● ABOUT THIS EXERCISE
Every word of the listing should be reproduced without alteration.
----
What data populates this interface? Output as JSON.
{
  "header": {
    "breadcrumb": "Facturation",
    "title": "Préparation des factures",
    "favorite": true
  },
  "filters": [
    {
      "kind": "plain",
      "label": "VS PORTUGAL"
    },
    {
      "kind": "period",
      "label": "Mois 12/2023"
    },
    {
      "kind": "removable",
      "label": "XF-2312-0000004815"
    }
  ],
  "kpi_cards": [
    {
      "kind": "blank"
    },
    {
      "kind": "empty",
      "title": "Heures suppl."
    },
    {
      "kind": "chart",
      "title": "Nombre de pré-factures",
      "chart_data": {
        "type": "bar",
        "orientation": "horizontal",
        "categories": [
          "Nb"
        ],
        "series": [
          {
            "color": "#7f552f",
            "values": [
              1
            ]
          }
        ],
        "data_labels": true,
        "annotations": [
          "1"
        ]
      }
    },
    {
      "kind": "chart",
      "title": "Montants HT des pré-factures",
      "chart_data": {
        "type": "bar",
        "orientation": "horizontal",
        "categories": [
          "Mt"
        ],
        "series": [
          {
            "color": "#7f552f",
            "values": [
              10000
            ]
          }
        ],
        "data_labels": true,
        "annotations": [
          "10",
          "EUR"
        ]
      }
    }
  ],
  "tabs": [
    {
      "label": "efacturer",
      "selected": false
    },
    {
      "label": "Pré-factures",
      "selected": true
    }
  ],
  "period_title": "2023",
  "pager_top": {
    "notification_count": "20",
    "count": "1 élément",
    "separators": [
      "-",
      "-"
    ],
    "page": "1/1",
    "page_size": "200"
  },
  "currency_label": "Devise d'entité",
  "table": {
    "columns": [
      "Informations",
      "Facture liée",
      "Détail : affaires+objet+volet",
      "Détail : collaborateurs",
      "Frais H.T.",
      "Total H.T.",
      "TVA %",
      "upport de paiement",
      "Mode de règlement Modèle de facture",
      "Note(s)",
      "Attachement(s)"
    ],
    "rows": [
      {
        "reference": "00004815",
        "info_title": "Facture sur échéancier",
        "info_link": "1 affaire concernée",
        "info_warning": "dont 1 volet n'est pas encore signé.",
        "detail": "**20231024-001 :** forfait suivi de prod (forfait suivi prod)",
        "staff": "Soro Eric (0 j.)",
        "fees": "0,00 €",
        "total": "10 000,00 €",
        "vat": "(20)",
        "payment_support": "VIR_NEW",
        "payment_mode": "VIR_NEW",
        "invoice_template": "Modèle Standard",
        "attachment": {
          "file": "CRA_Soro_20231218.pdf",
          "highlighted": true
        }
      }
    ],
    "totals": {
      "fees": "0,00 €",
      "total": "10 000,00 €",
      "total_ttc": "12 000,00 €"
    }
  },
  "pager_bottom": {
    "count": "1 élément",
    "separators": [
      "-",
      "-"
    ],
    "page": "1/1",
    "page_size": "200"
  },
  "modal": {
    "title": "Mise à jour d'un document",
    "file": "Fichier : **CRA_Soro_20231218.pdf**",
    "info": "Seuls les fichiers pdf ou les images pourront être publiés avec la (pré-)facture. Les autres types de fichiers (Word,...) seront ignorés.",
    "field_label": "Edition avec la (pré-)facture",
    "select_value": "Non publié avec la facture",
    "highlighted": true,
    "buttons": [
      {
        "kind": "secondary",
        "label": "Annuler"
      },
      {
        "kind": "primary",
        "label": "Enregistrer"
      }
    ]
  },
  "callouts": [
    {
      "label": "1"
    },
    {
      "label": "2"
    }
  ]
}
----
● TASK OUTPUT
What data populates this interface? Output as JSON.
{
  "header": {
    "breadcrumb": "Facturation",
    "title": "Préparation des factures",
    "favorite": true
  },
  "filters": [
    {
      "kind": "plain",
      "label": "VS PORTUGAL"
    },
    {
      "kind": "period",
      "label": "Mois 12/2023"
    },
    {
      "kind": "removable",
      "label": "XF-2312-0000004815"
    }
  ],
  "kpi_cards": [
    {
      "kind": "blank"
    },
    {
      "kind": "empty",
      "title": "Heures suppl."
    },
    {
      "kind": "chart",
      "title": "Nombre de pré-factures",
      "chart_data": {
        "type": "bar",
        "orientation": "horizontal",
        "categories": [
          "Nb"
        ],
        "series": [
          {
            "color": "#7f552f",
            "values": [
              1
            ]
          }
        ],
        "data_labels": true,
        "annotations": [
          "1"
        ]
      }
    },
    {
      "kind": "chart",
      "title": "Montants HT des pré-factures",
      "chart_data": {
        "type": "bar",
        "orientation": "horizontal",
        "categories": [
          "Mt"
        ],
        "series": [
          {
            "color": "#7f552f",
            "values": [
              10000
            ]
          }
        ],
        "data_labels": true,
        "annotations": [
          "10",
          "EUR"
        ]
      }
    }
  ],
  "tabs": [
    {
      "label": "efacturer",
      "selected": false
    },
    {
      "label": "Pré-factures",
      "selected": true
    }
  ],
  "period_title": "2023",
  "pager_top": {
    "notification_count": "20",
    "count": "1 élément",
    "separators": [
      "-",
      "-"
    ],
    "page": "1/1",
    "page_size": "200"
  },
  "currency_label": "Devise d'entité",
  "table": {
    "columns": [
      "Informations",
      "Facture liée",
      "Détail : affaires+objet+volet",
      "Détail : collaborateurs",
      "Frais H.T.",
      "Total H.T.",
      "TVA %",
      "upport de paiement",
      "Mode de règlement Modèle de facture",
      "Note(s)",
      "Attachement(s)"
    ],
    "rows": [
      {
        "reference": "00004815",
        "info_title": "Facture sur échéancier",
        "info_link": "1 affaire concernée",
        "info_warning": "dont 1 volet n'est pas encore signé.",
        "detail": "**20231024-001 :** forfait suivi de prod (forfait suivi prod)",
        "staff": "Soro Eric (0 j.)",
        "fees": "0,00 €",
        "total": "10 000,00 €",
        "vat": "(20)",
        "payment_support": "VIR_NEW",
        "payment_mode": "VIR_NEW",
        "invoice_template": "Modèle Standard",
        "attachment": {
          "file": "CRA_Soro_20231218.pdf",
          "highlighted": true
        }
      }
    ],
    "totals": {
      "fees": "0,00 €",
      "total": "10 000,00 €",
      "total_ttc": "12 000,00 €"
    }
  },
  "pager_bottom": {
    "count": "1 élément",
    "separators": [
      "-",
      "-"
    ],
    "page": "1/1",
    "page_size": "200"
  },
  "modal": {
    "title": "Mise à jour d'un document",
    "file": "Fichier : **CRA_Soro_20231218.pdf**",
    "info": "Seuls les fichiers pdf ou les images pourront être publiés avec la (pré-)facture. Les autres types de fichiers (Word,...) seront ignorés.",
    "field_label": "Edition avec la (pré-)facture",
    "select_value": "Non publié avec la facture",
    "highlighted": true,
    "buttons": [
      {
        "kind": "secondary",
        "label": "Annuler"
      },
      {
        "kind": "primary",
        "label": "Enregistrer"
      }
    ]
  },
  "callouts": [
    {
      "label": "1"
    },
    {
      "label": "2"
    }
  ]
}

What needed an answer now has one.